Meet Paul Weech, president and CEO of NeighborWorks America.

Weech stepped into the organization’s top post last year after serving as executive vice president for policy and external affairs at the Housing Partnership Network.

Paul Weech
Paul Weech

Weech has also been chief of staff at the U.S. Small Business Administration; staff director for the Housing Sub­committee of the Senate Committee on Banking, Housing and Urban Affairs; and senior analyst for housing and credit for the Senate Budget Committee.

The Washington, D.C.–based Neighbor­Works has a vast network of nonprofit community development organizations nationwide. The network’s members invested more than $1.9 billion in the development and preservation of affordable rental homes for low- and moderate-income households in fiscal 2015.

What changes have you brought to NeighborWorks?
I’d like to think the biggest change I’ve brought is an increased focus on the value we provide to the network of almost 250-strong housing and community nonprofits we support around the country through our grant-making, technical assistance, and training services.

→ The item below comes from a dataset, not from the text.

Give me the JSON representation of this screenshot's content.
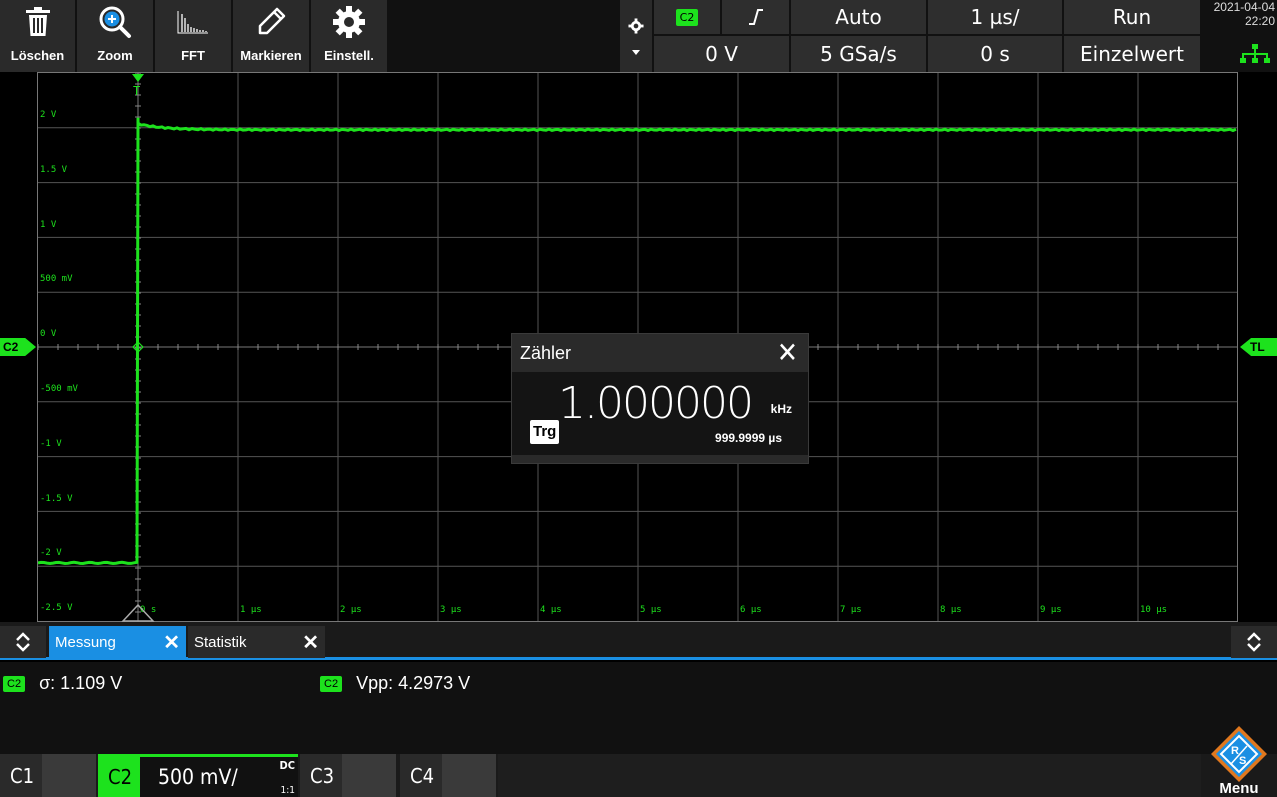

We’re elevating our commitment to excellent customer service and ensuring that we support a “network of excellence.”

How is the organization changing?
NeighborWorks is adapting to the rapid changes going on in the nonprofit sector so that we can better support our affiliated organizations and provide forward-leaning training and other services to the nonprofit sector as a whole. Among the major trends in the nonprofit housing and community development sector are need for a growing emphasis on social enterprise models—approaches to the mission work that are also economically sustainable—and the recognition that these nonprofits need to engage in cross sector collaborations to have a bigger impact on the lives of the people and communities they serve.

What new issues are emerging for the nonprofit organizations?
With major transformations occurring in the health-care and education sectors—and the growng recognition of the social determinants of health and education outcomes—the network increasingly is being approached by these other sectors to engage in cross-sector collaboration toward better life outcomes for low-income people.

The challenge and opportunity is to figure out how best to support the network as it plays “quarterback” roles coordinating complicated cross-sector collaboration and building new measurement and evaluation tools.

Tell us about a smart move you’ve made that others can learn from:
We’ve launched the Race, Ethnicity, Diversity and Inclusion Initiative. As a leading institution in the housing and community development field, we were already immersed in these issues. With the events of the past several years—Ferguson, Baltimore, and Charleston—it was critical that we step up and find our voice as part of the national conversation. How this initiative affects our organization and how we can support our network as part of the initiative is still to be determined, but it feels like an important journey.

Why affordable housing matters…:
Affordable housing matters in too many ways to enumerate here. But, I would say that I’m personally attracted to its role as the platform for creating life opportunities. Without stable housing and safe communities, kids are less likely to succeed in school. Too often, in order to find affordable housing, lower-income families need to live in places with less access to meaningful work.

We understand you’re an avid soccer player. What position do you play, and how does it fit your personality?
I want to continue to play soccer at the highest level I can. I’ve had to make some concessions to age. With the passage of time, I’ve played more on defense, but in my youth, I really enjoyed playing center midfield, where I could see the entire game around me and distribute the ball to others so they could make something happen.

Besides the usual work items, what’s in your office?
A poster from the Bread and Puppet Museum in Glover, Vt. It’s a bright-yellow print with the phrase “Possibilitarians.” I like to think my approach to life centers on the “art of the possible.”

What’s next for Paul Weech?
I could not be happier in this role. It is a huge honor to be able to be of service to such a great organization like NeighborWorks America.